May 20, 2014


5 ways privatization is fleecing American taxpayers. For decades we’ve been subjected to constant propaganda that government is inefficient, bureaucratic and expensive. We’re told that the answer is to “privatize,” or “outsource” government functions to private businesses and they will do things more efficiently and everyone comes out ahead. As a result we have experienced decades of privatization of government functions. So how has this wave of privatization worked out? Has privatization saved taxpayers money and improved services to citizens? Simple answer: of course not. If a company can make a profit doing something the government had been doing, it means that we’re losing out one way or another. It’s simple math. And the result of falling for the privatization scam is that taxpayers have been fleeced, services to citizens have been cut way back and communities have been made poorer. But the companies that convinced governments to hand over public functions have gotten rich off of the deal. How is this a surprise?  Salon

How You’ll Get Screwed If Conservatives Kill the U.S. Postal Service. If USPS in its current form ceases to exist, the results will be harsh. . . . But if USPS in its current form ceases to exist, the results will be harsh, not only in terms of the job losses and loss of tax revenue (unionized postal workers pay a lot of federal and state taxes), but because of the hardships both businesses and consumers would suffer. The end of the U.S. Postal Service could mean more business for its two main privately owned competitors, Federal Express and the United Parcel Service (UPS). But to think either would offer a better deal to consumers is pure fantasy. AlterNet

The Right Way and the Wrong Way to Privatize Science. This isn’t America’s first time seeing an infusion of personal wealth getting poured into research, but the last time around, it was done more democratically.
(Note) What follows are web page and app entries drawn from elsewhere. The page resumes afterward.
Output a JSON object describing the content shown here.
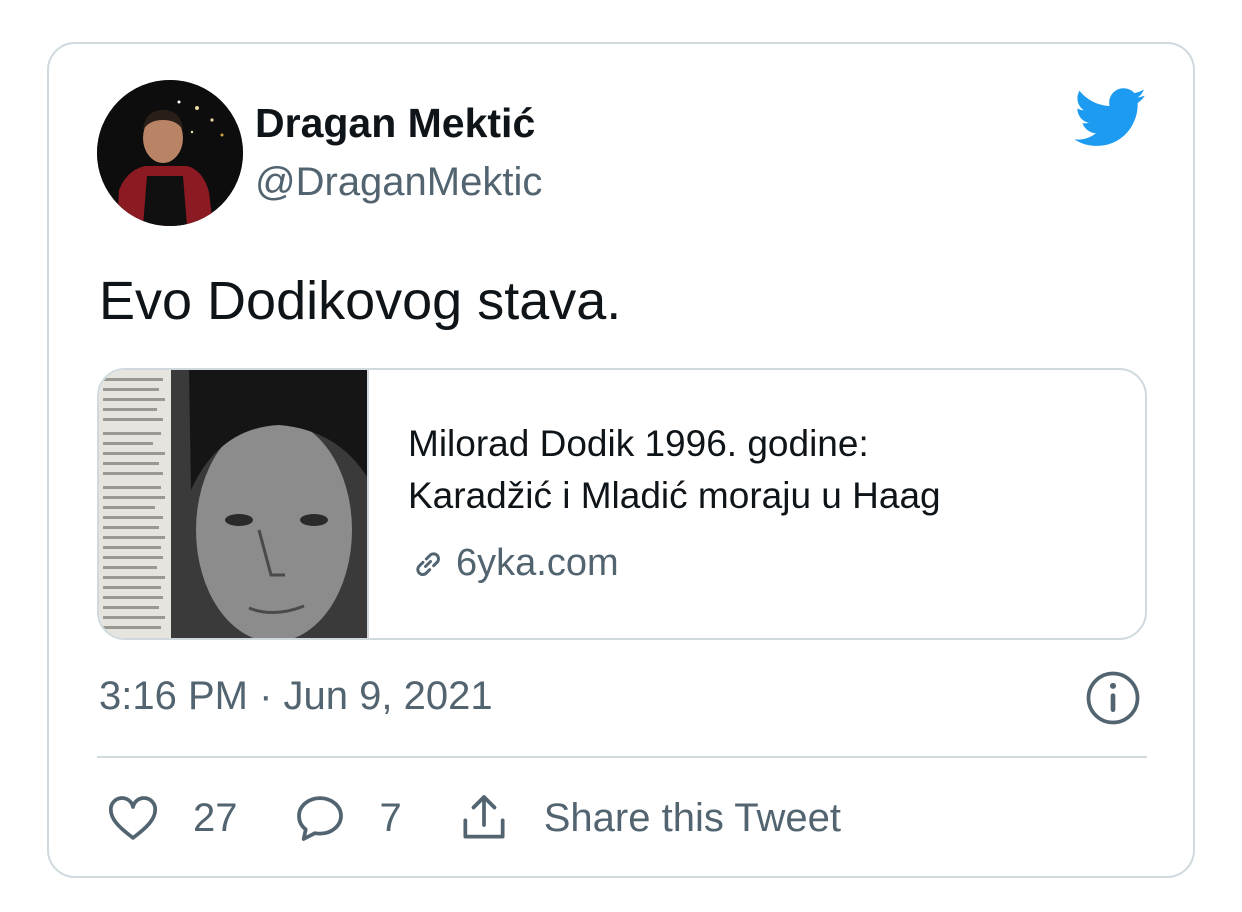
{
  "user": {
    "display_name": "Dragan Mektić",
    "handle": "@DraganMektic"
  },
  "tweet": {
    "text": "Evo Dodikovog stava.",
    "timestamp": "3:16 PM · Jun 9, 2021"
  },
  "link_card": {
    "title_line1": "Milorad Dodik 1996. godine:",
    "title_line2": "Karadžić i Mladić moraju u Haag",
    "domain": "6yka.com"
  },
  "actions": {
    "likes": "27",
    "replies": "7",
    "share_label": "Share this Tweet"
  },
  "icons": [
    "twitter-bird-icon",
    "link-icon",
    "info-icon",
    "heart-icon",
    "reply-icon",
    "share-icon"
  ],
  "colors": {
    "brand": "#1d9bf0",
    "text": "#0f1419",
    "secondary": "#536471",
    "border": "#cfd9de"
  }
}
The Atlantic

National study of charter schools finds massive fraud, mismanagement, abuse. . . The end goal of the report, say its authors, is to warn the public about the increasing risk that communities and taxpayers face by having an inadequately regulated charter industry. ‘Despite rapid growth in the charter school industry, no agency, federal or state, has been given the resources to properly oversee [charter schools]. Given this inadequate oversight,we worry that the fraud and mismanagement that has been uncovered thus far might be just the tip of the iceberg.’ The Progressive Pulse           
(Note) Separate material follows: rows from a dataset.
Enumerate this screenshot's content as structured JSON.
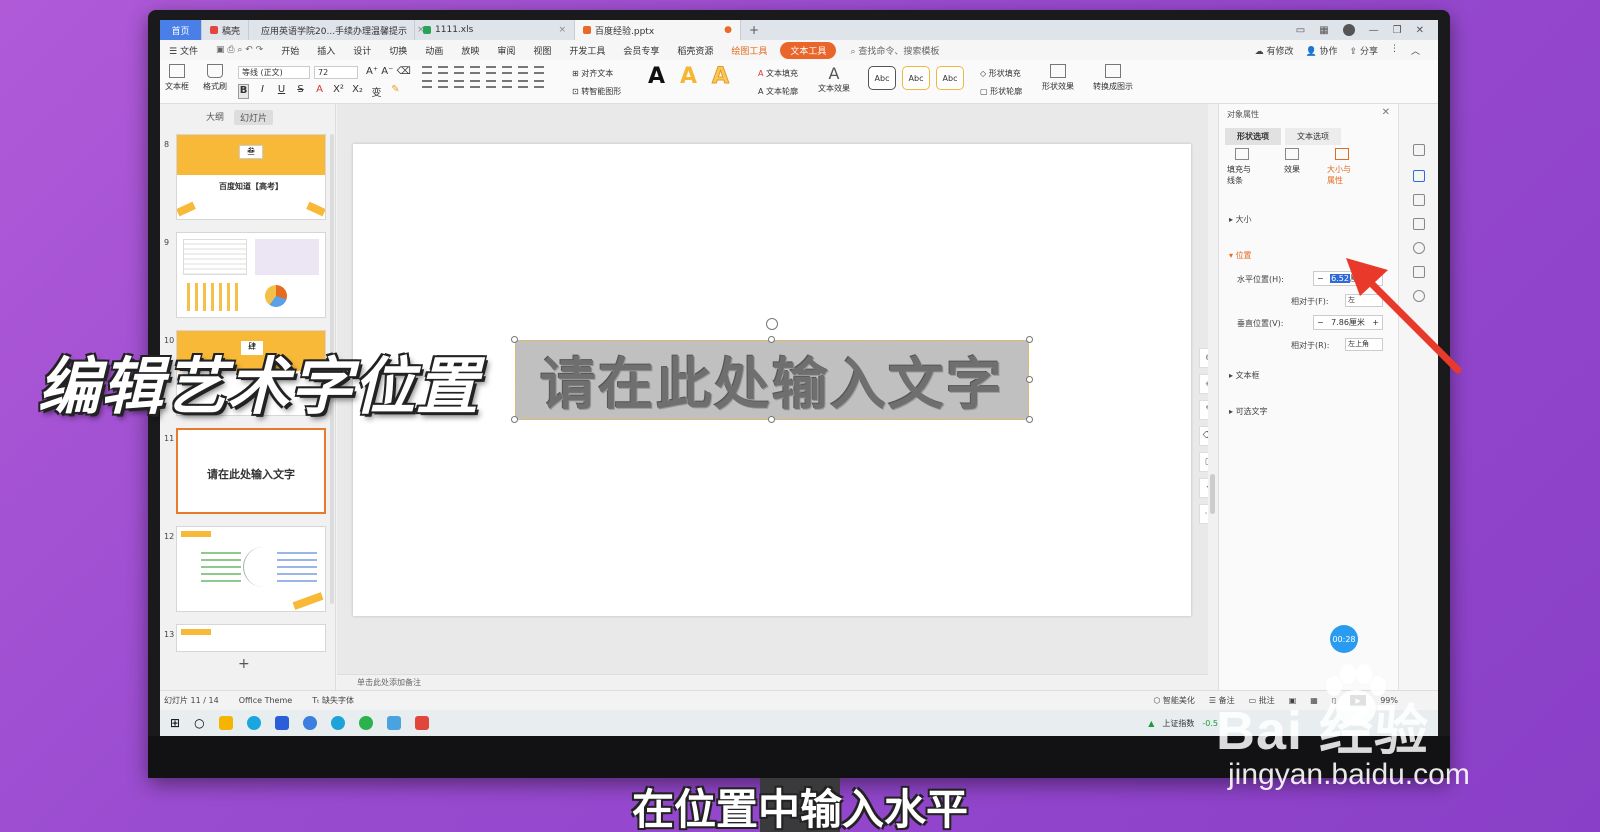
{
  "tabs": [
    {
      "label": "首页"
    },
    {
      "label": "稿壳"
    },
    {
      "label": "应用英语学院20...手续办理温馨提示"
    },
    {
      "label": "1111.xls"
    },
    {
      "label": "百度经验.pptx"
    }
  ],
  "menu": {
    "file": "文件",
    "items": [
      "开始",
      "插入",
      "设计",
      "切换",
      "动画",
      "放映",
      "审阅",
      "视图",
      "开发工具",
      "会员专享",
      "稻壳资源"
    ],
    "drawing_tools": "绘图工具",
    "text_tools": "文本工具",
    "search": "查找命令、搜索模板",
    "has_changes": "有修改",
    "collab": "协作",
    "share": "分享"
  },
  "ribbon": {
    "textbox": "文本框",
    "format_brush": "格式刷",
    "font": "等线 (正文)",
    "size": "72",
    "align_text": "对齐文本",
    "smart_shape": "转智能图形",
    "text_fill": "文本填充",
    "text_outline": "文本轮廓",
    "text_effect": "文本效果",
    "style_sample": "Abc",
    "shape_fill": "形状填充",
    "shape_outline": "形状轮廓",
    "shape_effect": "形状效果",
    "convert": "转换成图示"
  },
  "left_pane": {
    "tab_outline": "大纲",
    "tab_slides": "幻灯片",
    "slides": [
      {
        "num": "8",
        "title": "百度知道【高考】",
        "badge": "叁"
      },
      {
        "num": "9"
      },
      {
        "num": "10",
        "badge": "肆"
      },
      {
        "num": "11",
        "title": "请在此处输入文字"
      },
      {
        "num": "12"
      },
      {
        "num": "13"
      }
    ]
  },
  "canvas": {
    "wordart_text": "请在此处输入文字",
    "notes": "单击此处添加备注"
  },
  "property_panel": {
    "title": "对象属性",
    "tab_shape": "形状选项",
    "tab_text": "文本选项",
    "icon_fill": "填充与线条",
    "icon_effect": "效果",
    "icon_size": "大小与属性",
    "sec_size": "大小",
    "sec_position": "位置",
    "h_label": "水平位置(H):",
    "h_value": "6.52",
    "h_unit": "厘米",
    "rel_f": "相对于(F):",
    "rel_f_val": "左",
    "v_label": "垂直位置(V):",
    "v_value": "7.86厘米",
    "rel_r": "相对于(R):",
    "rel_r_val": "左上角",
    "sec_textbox": "文本框",
    "sec_alt": "可选文字",
    "timer": "00:28"
  },
  "status": {
    "slide_count": "幻灯片 11 / 14",
    "theme": "Office Theme",
    "missing_font": "缺失字体",
    "beautify": "智能美化",
    "notes": "备注",
    "comments": "批注",
    "zoom": "99%"
  },
  "taskbar": {
    "index_label": "上证指数",
    "index_value": "-0.5"
  },
  "overlay": {
    "title": "编辑艺术字位置",
    "caption": "在位置中输入水平"
  },
  "watermark": {
    "brand": "Bai 经验",
    "url": "jingyan.baidu.com"
  }
}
IA: Tensions grow over public-private economic development groups. The North Iowa Corridor Economic Development Corp. reported in 2013 that it had delivered $65 million in new capital investment and created more than 200 new jobs in Clear Lake, Mason City and Cerro Gordo County.But officials failed to report the names of all of the companies, what incentives they received or what role the nonprofit played in securing that development. The nonprofit also last year hired Iowa State University head football coach Paul Rhoads, who commands fees in excess of $20,000, to speak at its annual dinner but refused to say how much he was paid. Experts say the public-private nature of some local and regional economic development groups raises questions about what information is considered public and what records can be kept under wraps. Similar concerns have been raised in the past with other public-private organizations like the Iowa Association of School Boards. Des Moines Register

IN: Worry Surrounds Privatization Of Public Pension System. Legislation passed this year required the Indiana Public Retirement System Board to delay privatizing a part of the public pension system. But some lawmakers are concerned the delay isn’t long enough. Indiana Public Media
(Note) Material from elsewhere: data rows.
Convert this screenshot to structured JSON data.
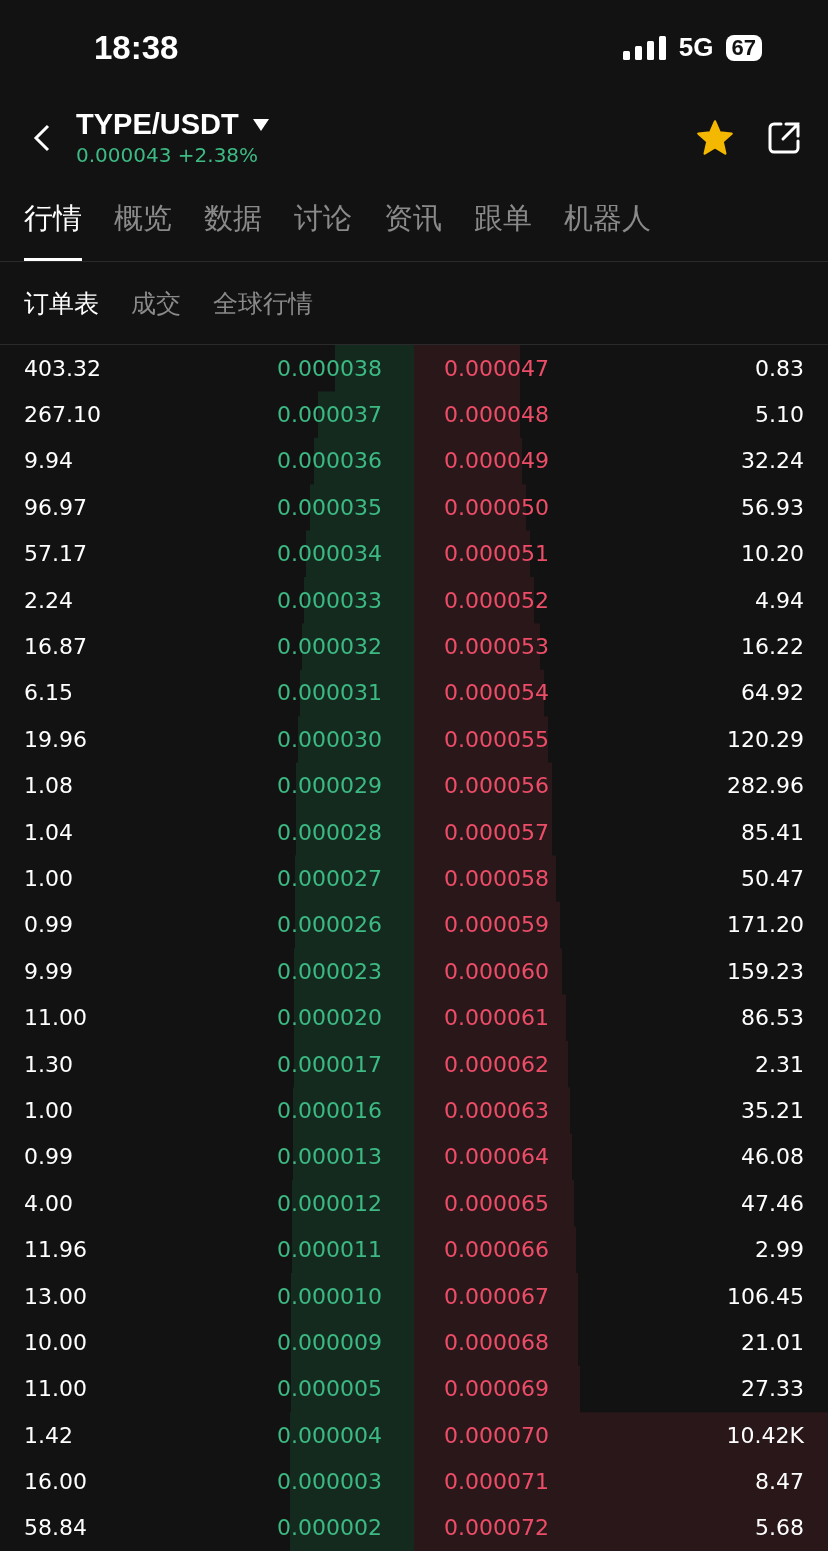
{
  "status_bar": {
    "time": "18:38",
    "network": "5G",
    "battery": "67"
  },
  "header": {
    "pair": "TYPE/USDT",
    "price": "0.000043",
    "change": "+2.38%",
    "favorite": true
  },
  "tabs": [
    {
      "label": "行情",
      "selected": true
    },
    {
      "label": "概览",
      "selected": false
    },
    {
      "label": "数据",
      "selected": false
    },
    {
      "label": "讨论",
      "selected": false
    },
    {
      "label": "资讯",
      "selected": false
    },
    {
      "label": "跟单",
      "selected": false
    },
    {
      "label": "机器人",
      "selected": false
    }
  ],
  "sub_tabs": [
    {
      "label": "订单表",
      "selected": true
    },
    {
      "label": "成交",
      "selected": false
    },
    {
      "label": "全球行情",
      "selected": false
    }
  ],
  "order_book": [
    {
      "bid_qty": "403.32",
      "bid": "0.000038",
      "ask": "0.000047",
      "ask_qty": "0.83"
    },
    {
      "bid_qty": "267.10",
      "bid": "0.000037",
      "ask": "0.000048",
      "ask_qty": "5.10"
    },
    {
      "bid_qty": "9.94",
      "bid": "0.000036",
      "ask": "0.000049",
      "ask_qty": "32.24"
    },
    {
      "bid_qty": "96.97",
      "bid": "0.000035",
      "ask": "0.000050",
      "ask_qty": "56.93"
    },
    {
      "bid_qty": "57.17",
      "bid": "0.000034",
      "ask": "0.000051",
      "ask_qty": "10.20"
    },
    {
      "bid_qty": "2.24",
      "bid": "0.000033",
      "ask": "0.000052",
      "ask_qty": "4.94"
    },
    {
      "bid_qty": "16.87",
      "bid": "0.000032",
      "ask": "0.000053",
      "ask_qty": "16.22"
    },
    {
      "bid_qty": "6.15",
      "bid": "0.000031",
      "ask": "0.000054",
      "ask_qty": "64.92"
    },
    {
      "bid_qty": "19.96",
      "bid": "0.000030",
      "ask": "0.000055",
      "ask_qty": "120.29"
    },
    {
      "bid_qty": "1.08",
      "bid": "0.000029",
      "ask": "0.000056",
      "ask_qty": "282.96"
    },
    {
      "bid_qty": "1.04",
      "bid": "0.000028",
      "ask": "0.000057",
      "ask_qty": "85.41"
    },
    {
      "bid_qty": "1.00",
      "bid": "0.000027",
      "ask": "0.000058",
      "ask_qty": "50.47"
    },
    {
      "bid_qty": "0.99",
      "bid": "0.000026",
      "ask": "0.000059",
      "ask_qty": "171.20"
    },
    {
      "bid_qty": "9.99",
      "bid": "0.000023",
      "ask": "0.000060",
      "ask_qty": "159.23"
    },
    {
      "bid_qty": "11.00",
      "bid": "0.000020",
      "ask": "0.000061",
      "ask_qty": "86.53"
    },
    {
      "bid_qty": "1.30",
      "bid": "0.000017",
      "ask": "0.000062",
      "ask_qty": "2.31"
    },
    {
      "bid_qty": "1.00",
      "bid": "0.000016",
      "ask": "0.000063",
      "ask_qty": "35.21"
    },
    {
      "bid_qty": "0.99",
      "bid": "0.000013",
      "ask": "0.000064",
      "ask_qty": "46.08"
    },
    {
      "bid_qty": "4.00",
      "bid": "0.000012",
      "ask": "0.000065",
      "ask_qty": "47.46"
    },
    {
      "bid_qty": "11.96",
      "bid": "0.000011",
      "ask": "0.000066",
      "ask_qty": "2.99"
    },
    {
      "bid_qty": "13.00",
      "bid": "0.000010",
      "ask": "0.000067",
      "ask_qty": "106.45"
    },
    {
      "bid_qty": "10.00",
      "bid": "0.000009",
      "ask": "0.000068",
      "ask_qty": "21.01"
    },
    {
      "bid_qty": "11.00",
      "bid": "0.000005",
      "ask": "0.000069",
      "ask_qty": "27.33"
    },
    {
      "bid_qty": "1.42",
      "bid": "0.000004",
      "ask": "0.000070",
      "ask_qty": "10.42K"
    },
    {
      "bid_qty": "16.00",
      "bid": "0.000003",
      "ask": "0.000071",
      "ask_qty": "8.47"
    },
    {
      "bid_qty": "58.84",
      "bid": "0.000002",
      "ask": "0.000072",
      "ask_qty": "5.68"
    }
  ]
}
OR: Liquor privatization initiative moves forward; opponents release negative poll data. Supporters of an initiative to allow liquor sales in big Oregon grocery chains have gotten the official nod to begin gathering signatures, and they plan to start as early as next week. Opponents of the change, meanwhile, released results of a statewide poll showing strong voter sentiment against changing the current state-run system of selling booze. The Oregonian

NJ: Ras Baraka Wins In Newark. Education Privatization Loses. On Tuesday I wrote that the mayoral election in Newark, New Jersey, was a referendum on “education reform,” aka education privatization. The election results that night had “reform” candidate Shavar Jeffries losing to Ras Baraka, a Newark high school principal who wants to improve the very damaged Newark school system, not dismantle and replace it. Tucson Weekly

MA: Charter school expansion bill expected to advance. Just more than a handful of mostly urban school districts would be impacted by a proposal to gradually expand charter school enrollment in Massachusetts in what the lead sponsor of the legislation described as a “very modest” increase.

LA: State Rep: Privatization crisis will hurt poor, uninsured. On May 5, the Center for Medicaid Services unequivocally rejected the Jindal administration’s hastily crafted financing plan for the privatization of numerous Louisiana hospitals. As a result, and as confirmed directly by me in a phone call with CMS, Louisiana’s citizens will lose up to $500 million in federal health care funding. Further, due to the Jindal administration’s irresponsible insistence on including nonexistent revenue to balance its budgets, the state is faced with budget deficits in upcoming years exceeding $2 billion. Most importantly, the poorest and most vulnerable of Louisiana’s citizens remain without meaningful access to health care. Opelousas Daily World